(Records for this exercise)

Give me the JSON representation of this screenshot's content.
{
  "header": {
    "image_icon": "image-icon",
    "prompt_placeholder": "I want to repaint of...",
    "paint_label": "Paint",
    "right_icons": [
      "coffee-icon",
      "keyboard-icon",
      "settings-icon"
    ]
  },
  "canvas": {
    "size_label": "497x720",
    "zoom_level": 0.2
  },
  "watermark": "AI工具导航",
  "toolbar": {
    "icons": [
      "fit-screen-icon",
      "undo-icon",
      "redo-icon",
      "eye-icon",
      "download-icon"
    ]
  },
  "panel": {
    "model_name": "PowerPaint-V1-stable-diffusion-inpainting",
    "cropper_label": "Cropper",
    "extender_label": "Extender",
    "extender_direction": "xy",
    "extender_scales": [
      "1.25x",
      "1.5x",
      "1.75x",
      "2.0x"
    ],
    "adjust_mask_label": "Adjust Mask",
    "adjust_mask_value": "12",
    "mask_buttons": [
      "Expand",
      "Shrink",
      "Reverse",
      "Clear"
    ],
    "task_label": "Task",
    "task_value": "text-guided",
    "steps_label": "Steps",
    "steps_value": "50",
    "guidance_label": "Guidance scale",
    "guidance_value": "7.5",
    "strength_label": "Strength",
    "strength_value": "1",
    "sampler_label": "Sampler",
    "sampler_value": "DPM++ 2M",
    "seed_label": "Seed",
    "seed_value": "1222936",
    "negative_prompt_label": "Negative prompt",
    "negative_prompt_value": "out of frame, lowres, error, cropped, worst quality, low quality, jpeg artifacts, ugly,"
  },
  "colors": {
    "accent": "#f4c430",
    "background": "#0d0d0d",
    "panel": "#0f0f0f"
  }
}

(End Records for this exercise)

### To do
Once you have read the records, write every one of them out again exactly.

### Solution to this task
Give me the JSON representation of this screenshot's content.
{
  "header": {
    "image_icon": "image-icon",
    "prompt_placeholder": "I want to repaint of...",
    "paint_label": "Paint",
    "right_icons": [
      "coffee-icon",
      "keyboard-icon",
      "settings-icon"
    ]
  },
  "canvas": {
    "size_label": "497x720",
    "zoom_level": 0.2
  },
  "watermark": "AI工具导航",
  "toolbar": {
    "icons": [
      "fit-screen-icon",
      "undo-icon",
      "redo-icon",
      "eye-icon",
      "download-icon"
    ]
  },
  "panel": {
    "model_name": "PowerPaint-V1-stable-diffusion-inpainting",
    "cropper_label": "Cropper",
    "extender_label": "Extender",
    "extender_direction": "xy",
    "extender_scales": [
      "1.25x",
      "1.5x",
      "1.75x",
      "2.0x"
    ],
    "adjust_mask_label": "Adjust Mask",
    "adjust_mask_value": "12",
    "mask_buttons": [
      "Expand",
      "Shrink",
      "Reverse",
      "Clear"
    ],
    "task_label": "Task",
    "task_value": "text-guided",
    "steps_label": "Steps",
    "steps_value": "50",
    "guidance_label": "Guidance scale",
    "guidance_value": "7.5",
    "strength_label": "Strength",
    "strength_value": "1",
    "sampler_label": "Sampler",
    "sampler_value": "DPM++ 2M",
    "seed_label": "Seed",
    "seed_value": "1222936",
    "negative_prompt_label": "Negative prompt",
    "negative_prompt_value": "out of frame, lowres, error, cropped, worst quality, low quality, jpeg artifacts, ugly,"
  },
  "colors": {
    "accent": "#f4c430",
    "background": "#0d0d0d",
    "panel": "#0f0f0f"
  }
}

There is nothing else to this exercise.